EXPATRIATION & LABOR RELATIONS
DIRECTION & DEVELOPMENT
Responsibility is both delegated by management and received with
open arms by management. While some direction is sought after, management
in the United States enjoys the opportunity to solve delegated problems.
FOREIGN INVESTMENT CLIMATE
With few exceptions the U.S. government places no real restrictions
on foreign investment. These exceptions would include investments
that can jeopardize national security. Some states however, limit
the ownership of real estate by foreign investors.
ROLE OF WOMEN
There are more opportunities for women in management in the United
States than in most other countries. Typically if there are more
opportunities for women within their own country, then there are more opportunities
for them as expatriates.
Expatriate selection is a complex process and requires many things
to be determined before an individual is sent into the workforce.
For instance how does that culture react to women in the workplace, how

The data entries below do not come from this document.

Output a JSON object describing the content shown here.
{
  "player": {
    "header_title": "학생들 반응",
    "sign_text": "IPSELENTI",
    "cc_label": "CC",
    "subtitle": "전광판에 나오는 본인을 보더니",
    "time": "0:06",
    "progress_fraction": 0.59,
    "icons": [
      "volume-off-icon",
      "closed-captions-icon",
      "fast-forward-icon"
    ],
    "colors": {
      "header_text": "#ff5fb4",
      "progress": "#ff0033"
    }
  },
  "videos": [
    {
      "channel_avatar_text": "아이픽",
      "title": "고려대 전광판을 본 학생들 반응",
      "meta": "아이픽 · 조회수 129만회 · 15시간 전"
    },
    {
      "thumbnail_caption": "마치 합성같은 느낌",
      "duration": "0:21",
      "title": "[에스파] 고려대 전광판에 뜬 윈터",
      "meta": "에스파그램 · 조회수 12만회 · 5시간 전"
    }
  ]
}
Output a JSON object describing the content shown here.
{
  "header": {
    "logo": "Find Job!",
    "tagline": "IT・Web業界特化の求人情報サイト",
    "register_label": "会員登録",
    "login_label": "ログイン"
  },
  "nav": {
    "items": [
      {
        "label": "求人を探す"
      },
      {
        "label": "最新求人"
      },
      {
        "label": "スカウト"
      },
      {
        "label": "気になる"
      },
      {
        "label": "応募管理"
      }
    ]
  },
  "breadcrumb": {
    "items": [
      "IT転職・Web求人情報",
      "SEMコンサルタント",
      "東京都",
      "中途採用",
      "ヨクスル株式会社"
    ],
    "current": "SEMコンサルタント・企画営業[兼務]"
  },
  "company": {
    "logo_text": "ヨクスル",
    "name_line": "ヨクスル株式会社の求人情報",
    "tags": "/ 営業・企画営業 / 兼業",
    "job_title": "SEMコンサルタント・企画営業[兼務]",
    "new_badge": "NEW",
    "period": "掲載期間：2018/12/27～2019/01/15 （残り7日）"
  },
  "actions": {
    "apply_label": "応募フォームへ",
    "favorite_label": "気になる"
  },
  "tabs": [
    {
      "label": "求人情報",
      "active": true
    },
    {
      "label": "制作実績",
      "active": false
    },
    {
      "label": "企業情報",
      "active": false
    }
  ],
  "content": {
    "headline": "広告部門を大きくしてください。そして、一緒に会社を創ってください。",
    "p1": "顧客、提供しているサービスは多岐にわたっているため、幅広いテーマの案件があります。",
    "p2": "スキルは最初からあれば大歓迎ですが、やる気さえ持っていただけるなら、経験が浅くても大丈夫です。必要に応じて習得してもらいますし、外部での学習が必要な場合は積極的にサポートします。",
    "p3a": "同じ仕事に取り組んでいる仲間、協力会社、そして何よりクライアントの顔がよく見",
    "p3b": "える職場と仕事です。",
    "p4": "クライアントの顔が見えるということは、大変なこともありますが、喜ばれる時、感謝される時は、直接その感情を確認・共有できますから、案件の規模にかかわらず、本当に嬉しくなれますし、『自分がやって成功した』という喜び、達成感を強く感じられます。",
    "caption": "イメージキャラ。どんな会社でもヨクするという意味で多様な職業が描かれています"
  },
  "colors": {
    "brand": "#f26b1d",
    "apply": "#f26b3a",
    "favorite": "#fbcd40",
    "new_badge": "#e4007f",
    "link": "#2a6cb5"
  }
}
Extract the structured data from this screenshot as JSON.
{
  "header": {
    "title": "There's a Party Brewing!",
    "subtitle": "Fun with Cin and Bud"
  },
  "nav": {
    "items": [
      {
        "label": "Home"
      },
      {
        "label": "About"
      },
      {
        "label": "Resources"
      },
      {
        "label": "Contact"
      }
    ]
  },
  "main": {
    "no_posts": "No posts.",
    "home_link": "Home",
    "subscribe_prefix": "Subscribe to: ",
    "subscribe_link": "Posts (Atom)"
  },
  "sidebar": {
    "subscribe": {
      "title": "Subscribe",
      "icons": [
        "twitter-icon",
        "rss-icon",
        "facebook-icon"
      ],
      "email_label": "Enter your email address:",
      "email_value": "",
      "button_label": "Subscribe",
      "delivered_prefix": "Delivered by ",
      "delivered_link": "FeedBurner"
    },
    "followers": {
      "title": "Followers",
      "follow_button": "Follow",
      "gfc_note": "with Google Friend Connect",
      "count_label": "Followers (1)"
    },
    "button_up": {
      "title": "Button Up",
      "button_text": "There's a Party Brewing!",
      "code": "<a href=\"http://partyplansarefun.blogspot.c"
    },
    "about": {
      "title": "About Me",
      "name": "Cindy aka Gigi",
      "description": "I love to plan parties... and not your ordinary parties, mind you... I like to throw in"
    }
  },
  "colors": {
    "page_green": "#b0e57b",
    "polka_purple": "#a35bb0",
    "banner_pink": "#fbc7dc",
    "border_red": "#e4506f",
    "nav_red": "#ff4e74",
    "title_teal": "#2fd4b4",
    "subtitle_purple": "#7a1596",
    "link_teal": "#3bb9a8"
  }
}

are foreigners treated, and what type of relationship exists between the
management and the labor force (whether unionized or not.)
In the United States, women are accepted in the workforce more than in
most other cultures, foreigners are typically accepted, and unionized labor
is not that prevalent and is declining.
Typically family members are not hired as this is frowned upon.
Jobs are typically given according to experience and skill and advancement
is based on performance. Within a limited number of industries that
are union based, advancement and job security are based on seniority.
TRAINING & DEVELOPMENT
Instruction is both structured and precise. American workers
want to know what is expected of them but not necessarily how it should
be done. U.S. society expects to be offered the opportunity to develop
through training in order to achieve advancement within a company.
In the U.S. approximately 11 percent to 20 percent of the labor
force is unionized. In America, members of a union are represented
by a business agent. The business agent is able to negotiate on behalf
of the union members which gives the agent the collective bargaining power
of all of the members rather than each individual worker negotiating his
or her own terms.
Deresky, Helen. International Management: Managing Across Borders.Third
Edition.Prentice Hall.2000. p384, 390-392,.